Of course, everything in life is relative. What qualifies as unremarkable to some could be unforgettable to another. Coats has had a pair of those moments in his short time with Chicago. The more recent of them came at Fenway Park.
Hitless in his first 12 big-league at-bats, Coats stepped up to the plate against Boston southpaw Eduardo Rodriguez and smoked a pitch to deep right field. Soaring beyond the reach of Mookie Betts, the ball one-hopped the short fence into the bleachers, not far from the visiting bullpen.
As the ball was caroming, Coats was motoring.
“I hit it and then started running as fast as I could,” Coats told me the following day. “I had my head down, so I didn’t see (the ball). When I was rounding first base on my way to second — I was still on a dead sprint — the umpires and the shortstop were like, ‘Hey, hey, slow down, slow down; ground-rule double.’”
Meanwhile, his teammates were springing into action.
“They told me a fan got it and everybody in the bullpen was like, ‘Hey! We need that ball, we need that ball,’” explained Coats. “The guy was like, ‘What?’ They told him, ‘We need that ball; it was his first hit.’ I guess it was easy. They just traded him a couple of balls from the bullpen for mine. I’m going to hold onto it for a long time.”
Standing on second base, Coats couldn’t help but feel relieved. Having made his big-league debut 18 days earlier, he was beginning to wonder if the moment would ever come. Staying within himself had been an issue.
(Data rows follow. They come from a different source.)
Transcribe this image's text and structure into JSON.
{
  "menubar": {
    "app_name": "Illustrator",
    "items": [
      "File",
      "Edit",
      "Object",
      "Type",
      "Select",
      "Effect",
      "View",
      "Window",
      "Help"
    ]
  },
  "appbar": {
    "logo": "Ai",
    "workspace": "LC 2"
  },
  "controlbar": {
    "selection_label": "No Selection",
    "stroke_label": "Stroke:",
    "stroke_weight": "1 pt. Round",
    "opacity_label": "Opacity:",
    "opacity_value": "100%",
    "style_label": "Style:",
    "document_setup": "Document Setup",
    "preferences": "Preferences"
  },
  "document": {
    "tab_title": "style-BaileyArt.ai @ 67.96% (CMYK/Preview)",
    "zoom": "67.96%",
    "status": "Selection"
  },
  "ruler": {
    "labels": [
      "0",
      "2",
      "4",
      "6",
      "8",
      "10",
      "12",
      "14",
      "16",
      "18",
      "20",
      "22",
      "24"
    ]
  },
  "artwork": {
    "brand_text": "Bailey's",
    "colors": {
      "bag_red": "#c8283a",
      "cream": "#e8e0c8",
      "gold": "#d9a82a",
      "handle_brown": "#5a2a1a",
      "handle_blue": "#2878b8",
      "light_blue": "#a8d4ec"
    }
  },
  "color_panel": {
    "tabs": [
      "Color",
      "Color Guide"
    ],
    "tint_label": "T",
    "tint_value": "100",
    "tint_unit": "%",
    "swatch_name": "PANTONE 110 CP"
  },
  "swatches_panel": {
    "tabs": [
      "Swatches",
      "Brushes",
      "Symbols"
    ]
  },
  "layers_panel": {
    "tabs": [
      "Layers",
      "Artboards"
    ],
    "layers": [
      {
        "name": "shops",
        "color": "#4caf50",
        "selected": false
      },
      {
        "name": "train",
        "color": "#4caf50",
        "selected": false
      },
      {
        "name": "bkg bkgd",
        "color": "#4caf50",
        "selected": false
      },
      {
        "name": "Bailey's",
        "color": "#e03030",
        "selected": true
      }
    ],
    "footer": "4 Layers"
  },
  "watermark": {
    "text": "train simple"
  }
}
“I was stressing early on,” admitted Coats, who was hitting .335/.399/.567 in Triple-A when he was called up. “I was pressing, trying to do too much instead of sticking with the approach that got me here. But the nerves have finally started calming down. The coaches have worked with me on relaxing, so I can get back into my groove and just let things come.”
Coats’s other memorable moment resulted in him having to come out of the game. Seven innings into his big-league debut, he was involved in an outfield collision that left him bloodied.
“It was a ball in the gap, in Detroit, kind of in no-man’s land between me and (J.B.) Shuck,” explained Coats. “It was do-or-die. We were both running full speed and we collided pretty good. I got my bell rung a little bit. Fortunately, I was able to hang onto the ball, which is the most important thing.”
Coats ended up with five stitches in his mouth — “I was bleeding petty good” — as well as a goose egg on his chin and “a little bit of lockjaw.”
“My chin went right into his shoulder,” said Coats. “Shuck was maybe a little dinged up, too, but I definitely took the brunt of it. But like I’ve joked with a few people, I played football back in high school, so I’ve been hit harder than that. The difference is that I didn’t have a helmet on this time.”
The rookie’s sense of humor extends to pregame rituals.
“There’s a handshake a bunch of the guys do, and (Shuck) and I do it in a way where we reenact the collision,” said Coats. “We bump hands and then I run into his shoulder like I’m getting knocked out again. I kind of stumble back, putting my hand up to my chin. We have fun with it.”
David Laurila grew up in Michigan's Upper Peninsula and now writes about baseball from his home in Cambridge, Mass. He authored the Prospectus Q&A series at Baseball Prospectus from December 2006-May 2011 before being claimed off waivers by FanGraphs. He can be followed on Twitter @DavidLaurilaQA.